Newborns under four months of age are at a particular risk for motor and mental development problems from exposure to airborne environmental pollutants. Airborne particles and nitrogen dioxide can cause serious risks, but are negated for infants who are being.
A look at the effects of airborne pollutants on infant development
A study conducted by researchers in Spain at the University of the Basque Country found that breast-fed babies were not impacted by potentially harmful developmental issues from nitrogen dioxide and pollution particle matter in their first four months of life.
Lead researcher Aitana Lertxundi conducted the study using the framework of INMA (Infancia y Medio Ambiente), a Spanish project to study the effect of environmental pollution on children that is headed by Jesus Ibarluzea of the Department of Health of the Government of the Basque Autonomous Community.
The goal of the study was to determine the health effects on pregnancy from exposure to environmental pollution, as well as the importance of diet on infant neurobehavioral and physical development.
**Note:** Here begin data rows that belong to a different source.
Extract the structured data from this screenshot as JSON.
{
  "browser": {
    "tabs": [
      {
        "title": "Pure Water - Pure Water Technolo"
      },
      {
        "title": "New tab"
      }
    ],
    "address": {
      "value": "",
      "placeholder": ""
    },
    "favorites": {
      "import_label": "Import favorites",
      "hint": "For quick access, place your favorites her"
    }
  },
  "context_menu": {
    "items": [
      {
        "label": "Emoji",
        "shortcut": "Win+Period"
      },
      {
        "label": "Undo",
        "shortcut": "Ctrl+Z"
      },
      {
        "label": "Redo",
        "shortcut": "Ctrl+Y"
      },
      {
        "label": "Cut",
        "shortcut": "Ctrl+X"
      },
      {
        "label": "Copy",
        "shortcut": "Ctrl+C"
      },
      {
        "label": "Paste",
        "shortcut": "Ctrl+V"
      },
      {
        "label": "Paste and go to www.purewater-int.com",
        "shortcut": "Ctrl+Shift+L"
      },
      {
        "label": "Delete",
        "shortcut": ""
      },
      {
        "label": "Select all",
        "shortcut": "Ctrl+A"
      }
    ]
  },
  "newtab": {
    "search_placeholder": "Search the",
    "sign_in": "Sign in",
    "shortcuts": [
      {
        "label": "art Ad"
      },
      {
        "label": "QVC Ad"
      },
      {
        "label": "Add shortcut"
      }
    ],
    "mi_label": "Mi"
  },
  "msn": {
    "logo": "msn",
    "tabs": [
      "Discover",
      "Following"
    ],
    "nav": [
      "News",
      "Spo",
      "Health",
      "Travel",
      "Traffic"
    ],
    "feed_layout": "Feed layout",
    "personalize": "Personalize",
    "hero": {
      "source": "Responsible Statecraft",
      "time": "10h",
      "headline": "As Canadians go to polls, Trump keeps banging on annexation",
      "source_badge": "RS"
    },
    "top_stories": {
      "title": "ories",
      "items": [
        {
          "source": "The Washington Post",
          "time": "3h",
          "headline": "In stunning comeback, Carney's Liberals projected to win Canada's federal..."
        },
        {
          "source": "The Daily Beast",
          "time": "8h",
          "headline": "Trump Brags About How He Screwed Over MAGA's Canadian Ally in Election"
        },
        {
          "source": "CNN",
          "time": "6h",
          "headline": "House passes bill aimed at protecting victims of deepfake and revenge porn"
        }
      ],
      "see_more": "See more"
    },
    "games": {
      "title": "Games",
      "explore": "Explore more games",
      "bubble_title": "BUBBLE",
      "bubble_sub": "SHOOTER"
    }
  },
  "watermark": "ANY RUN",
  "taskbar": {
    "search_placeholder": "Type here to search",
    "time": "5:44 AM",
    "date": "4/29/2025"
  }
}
The primary focus was on the effects of exposure to pollution particle matter and nitrogen dioxide atmospheric pollutants on early mental and motor development of infants.
Studying children from prenatal phase up to 15 months
This research is the most recent and significant look into the pollution particle matter effect on motor capacity development in infants from the prenatal stage up to the age of 15 months. Furthermore, it was the most recent in-depth look at nitrogen dioxide effects on mental development from the prenatal stage until age 15 months. Research has been ongoing since it began in 2006.
“In the fetal phase the central nervous system is being formed and lacks sufficient detoxification mechanisms to eliminate the toxins that build up,” explained Lertxundi.
Pollution particle matter measure at four times thinner than a human hair. Because of their size, they also remain suspended in air. They easily penetrate the body and can travel far from the initial site of emission. The neurotoxic particle matter studied were composed of arsenic, manganese, and lead from both traffic and industrial sources.
The participants of the study all reside in the Goierri-Alto and Medio Urola valleys of the Baque Country, which is heavily industrialized and contains a large motorway.
Breast-fed babies did not suffer harmful effects
The study findings did show an inverse relationship existing between the motor development of babies and exposure to pollution particle matter. The research team highlighted that “these indices display an alteration with respect to the average and, even if they are not worrying, they are significant in that they reveal the relationship existing between air quality and motor development.”
Interestingly, the data revealed that babies who had been drinking breast milk for a duration of at least four months did not experience any harmful effects from pollution particle matter or nitrogen dioxide.
—The Alternative Daily